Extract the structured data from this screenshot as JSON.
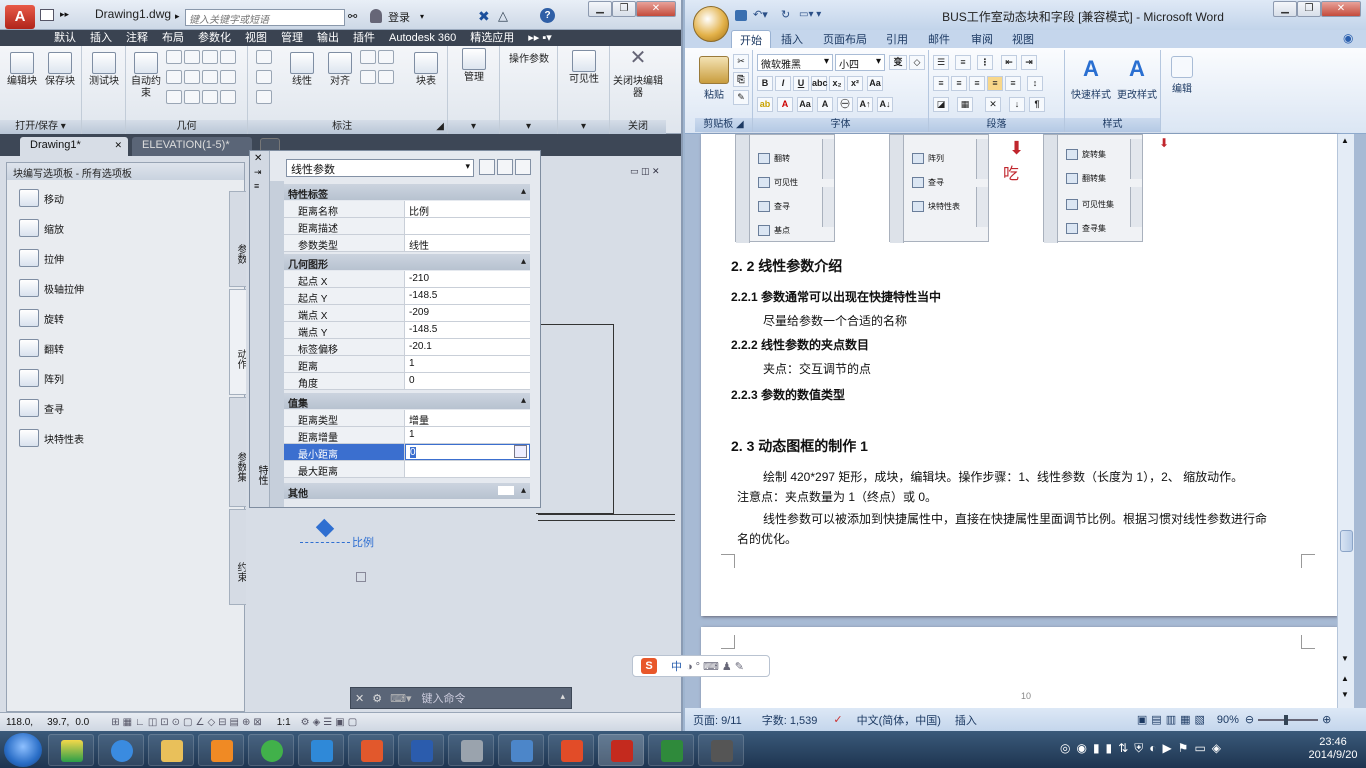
{
  "cad": {
    "title": "Drawing1.dwg",
    "search_placeholder": "键入关键字或短语",
    "login": "登录",
    "menu": [
      "默认",
      "插入",
      "注释",
      "布局",
      "参数化",
      "视图",
      "管理",
      "输出",
      "插件",
      "Autodesk 360",
      "精选应用"
    ],
    "ribbon_groups": [
      {
        "title": "打开/保存",
        "buttons": [
          "编辑块",
          "保存块"
        ]
      },
      {
        "title": "",
        "buttons": [
          "测试块"
        ]
      },
      {
        "title": "几何",
        "buttons": [
          "自动约束"
        ]
      },
      {
        "title": "标注",
        "buttons": [
          "线性",
          "对齐",
          "块表"
        ]
      },
      {
        "title": "",
        "buttons": [
          "管理"
        ]
      },
      {
        "title": "",
        "buttons": [
          "操作参数"
        ]
      },
      {
        "title": "",
        "buttons": [
          "可见性"
        ]
      },
      {
        "title": "关闭",
        "buttons": [
          "关闭块编辑器"
        ]
      }
    ],
    "doc_tabs": [
      "Drawing1*",
      "ELEVATION(1-5)*"
    ],
    "palette": {
      "title": "块编写选项板 - 所有选项板",
      "items": [
        "移动",
        "缩放",
        "拉伸",
        "极轴拉伸",
        "旋转",
        "翻转",
        "阵列",
        "查寻",
        "块特性表"
      ],
      "vtabs": [
        "参数",
        "动作",
        "参数集",
        "约束"
      ]
    },
    "properties": {
      "strip_label": "特性",
      "selector": "线性参数",
      "sections": [
        {
          "title": "特性标签",
          "rows": [
            [
              "距离名称",
              "比例"
            ],
            [
              "距离描述",
              ""
            ],
            [
              "参数类型",
              "线性"
            ]
          ]
        },
        {
          "title": "几何图形",
          "rows": [
            [
              "起点 X",
              "-210"
            ],
            [
              "起点 Y",
              "-148.5"
            ],
            [
              "端点 X",
              "-209"
            ],
            [
              "端点 Y",
              "-148.5"
            ],
            [
              "标签偏移",
              "-20.1"
            ],
            [
              "距离",
              "1"
            ],
            [
              "角度",
              "0"
            ]
          ]
        },
        {
          "title": "值集",
          "rows": [
            [
              "距离类型",
              "增量"
            ],
            [
              "距离增量",
              "1"
            ],
            [
              "最小距离",
              "0"
            ],
            [
              "最大距离",
              ""
            ]
          ]
        },
        {
          "title": "其他",
          "rows": []
        }
      ],
      "selected_row": "最小距离"
    },
    "canvas_label": "比例",
    "command_placeholder": "键入命令",
    "status": {
      "x": "118.0",
      "y": "39.7",
      "z": "0.0",
      "scale": "1:1"
    }
  },
  "word": {
    "title": "BUS工作室动态块和字段 [兼容模式] - Microsoft Word",
    "tabs": [
      "开始",
      "插入",
      "页面布局",
      "引用",
      "邮件",
      "审阅",
      "视图"
    ],
    "font_name": "微软雅黑",
    "font_size": "小四",
    "groups": [
      "剪贴板",
      "字体",
      "段落",
      "样式"
    ],
    "buttons": {
      "paste": "粘贴",
      "quick_styles": "快速样式",
      "change_styles": "更改样式",
      "edit": "编辑"
    },
    "thumb_images": [
      {
        "items": [
          "翻转",
          "可见性",
          "查寻",
          "基点"
        ]
      },
      {
        "items": [
          "阵列",
          "查寻",
          "块特性表"
        ],
        "note": "吃"
      },
      {
        "items": [
          "旋转集",
          "翻转集",
          "可见性集",
          "查寻集"
        ]
      }
    ],
    "doc": {
      "h_2_2": "2. 2 线性参数介绍",
      "h_2_2_1": "2.2.1 参数通常可以出现在快捷特性当中",
      "p_2_2_1": "尽量给参数一个合适的名称",
      "h_2_2_2": "2.2.2 线性参数的夹点数目",
      "p_2_2_2": "夹点：交互调节的点",
      "h_2_2_3": "2.2.3 参数的数值类型",
      "h_2_3": "2. 3 动态图框的制作 1",
      "p_2_3_a": "绘制 420*297 矩形，成块，编辑块。操作步骤：1、线性参数（长度为 1），2、 缩放动作。",
      "p_2_3_b": "注意点：夹点数量为 1（终点）或 0。",
      "p_2_3_c": "线性参数可以被添加到快捷属性中，直接在快捷属性里面调节比例。根据习惯对线性参数进行命",
      "p_2_3_d": "名的优化。",
      "page2_num": "10"
    },
    "status": {
      "page": "页面: 9/11",
      "words": "字数: 1,539",
      "lang": "中文(简体，中国)",
      "mode": "插入",
      "zoom": "90%"
    }
  },
  "ime": {
    "label": "中"
  },
  "taskbar": {
    "time": "23:46",
    "date": "2014/9/20"
  }
}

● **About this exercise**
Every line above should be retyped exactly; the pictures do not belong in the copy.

● **Answer for the task**
Extract the structured data from this screenshot as JSON.
{
  "cad": {
    "title": "Drawing1.dwg",
    "search_placeholder": "键入关键字或短语",
    "login": "登录",
    "menu": [
      "默认",
      "插入",
      "注释",
      "布局",
      "参数化",
      "视图",
      "管理",
      "输出",
      "插件",
      "Autodesk 360",
      "精选应用"
    ],
    "ribbon_groups": [
      {
        "title": "打开/保存",
        "buttons": [
          "编辑块",
          "保存块"
        ]
      },
      {
        "title": "",
        "buttons": [
          "测试块"
        ]
      },
      {
        "title": "几何",
        "buttons": [
          "自动约束"
        ]
      },
      {
        "title": "标注",
        "buttons": [
          "线性",
          "对齐",
          "块表"
        ]
      },
      {
        "title": "",
        "buttons": [
          "管理"
        ]
      },
      {
        "title": "",
        "buttons": [
          "操作参数"
        ]
      },
      {
        "title": "",
        "buttons": [
          "可见性"
        ]
      },
      {
        "title": "关闭",
        "buttons": [
          "关闭块编辑器"
        ]
      }
    ],
    "doc_tabs": [
      "Drawing1*",
      "ELEVATION(1-5)*"
    ],
    "palette": {
      "title": "块编写选项板 - 所有选项板",
      "items": [
        "移动",
        "缩放",
        "拉伸",
        "极轴拉伸",
        "旋转",
        "翻转",
        "阵列",
        "查寻",
        "块特性表"
      ],
      "vtabs": [
        "参数",
        "动作",
        "参数集",
        "约束"
      ]
    },
    "properties": {
      "strip_label": "特性",
      "selector": "线性参数",
      "sections": [
        {
          "title": "特性标签",
          "rows": [
            [
              "距离名称",
              "比例"
            ],
            [
              "距离描述",
              ""
            ],
            [
              "参数类型",
              "线性"
            ]
          ]
        },
        {
          "title": "几何图形",
          "rows": [
            [
              "起点 X",
              "-210"
            ],
            [
              "起点 Y",
              "-148.5"
            ],
            [
              "端点 X",
              "-209"
            ],
            [
              "端点 Y",
              "-148.5"
            ],
            [
              "标签偏移",
              "-20.1"
            ],
            [
              "距离",
              "1"
            ],
            [
              "角度",
              "0"
            ]
          ]
        },
        {
          "title": "值集",
          "rows": [
            [
              "距离类型",
              "增量"
            ],
            [
              "距离增量",
              "1"
            ],
            [
              "最小距离",
              "0"
            ],
            [
              "最大距离",
              ""
            ]
          ]
        },
        {
          "title": "其他",
          "rows": []
        }
      ],
      "selected_row": "最小距离"
    },
    "canvas_label": "比例",
    "command_placeholder": "键入命令",
    "status": {
      "x": "118.0",
      "y": "39.7",
      "z": "0.0",
      "scale": "1:1"
    }
  },
  "word": {
    "title": "BUS工作室动态块和字段 [兼容模式] - Microsoft Word",
    "tabs": [
      "开始",
      "插入",
      "页面布局",
      "引用",
      "邮件",
      "审阅",
      "视图"
    ],
    "font_name": "微软雅黑",
    "font_size": "小四",
    "groups": [
      "剪贴板",
      "字体",
      "段落",
      "样式"
    ],
    "buttons": {
      "paste": "粘贴",
      "quick_styles": "快速样式",
      "change_styles": "更改样式",
      "edit": "编辑"
    },
    "thumb_images": [
      {
        "items": [
          "翻转",
          "可见性",
          "查寻",
          "基点"
        ]
      },
      {
        "items": [
          "阵列",
          "查寻",
          "块特性表"
        ],
        "note": "吃"
      },
      {
        "items": [
          "旋转集",
          "翻转集",
          "可见性集",
          "查寻集"
        ]
      }
    ],
    "doc": {
      "h_2_2": "2. 2 线性参数介绍",
      "h_2_2_1": "2.2.1 参数通常可以出现在快捷特性当中",
      "p_2_2_1": "尽量给参数一个合适的名称",
      "h_2_2_2": "2.2.2 线性参数的夹点数目",
      "p_2_2_2": "夹点：交互调节的点",
      "h_2_2_3": "2.2.3 参数的数值类型",
      "h_2_3": "2. 3 动态图框的制作 1",
      "p_2_3_a": "绘制 420*297 矩形，成块，编辑块。操作步骤：1、线性参数（长度为 1），2、 缩放动作。",
      "p_2_3_b": "注意点：夹点数量为 1（终点）或 0。",
      "p_2_3_c": "线性参数可以被添加到快捷属性中，直接在快捷属性里面调节比例。根据习惯对线性参数进行命",
      "p_2_3_d": "名的优化。",
      "page2_num": "10"
    },
    "status": {
      "page": "页面: 9/11",
      "words": "字数: 1,539",
      "lang": "中文(简体，中国)",
      "mode": "插入",
      "zoom": "90%"
    }
  },
  "ime": {
    "label": "中"
  },
  "taskbar": {
    "time": "23:46",
    "date": "2014/9/20"
  }
}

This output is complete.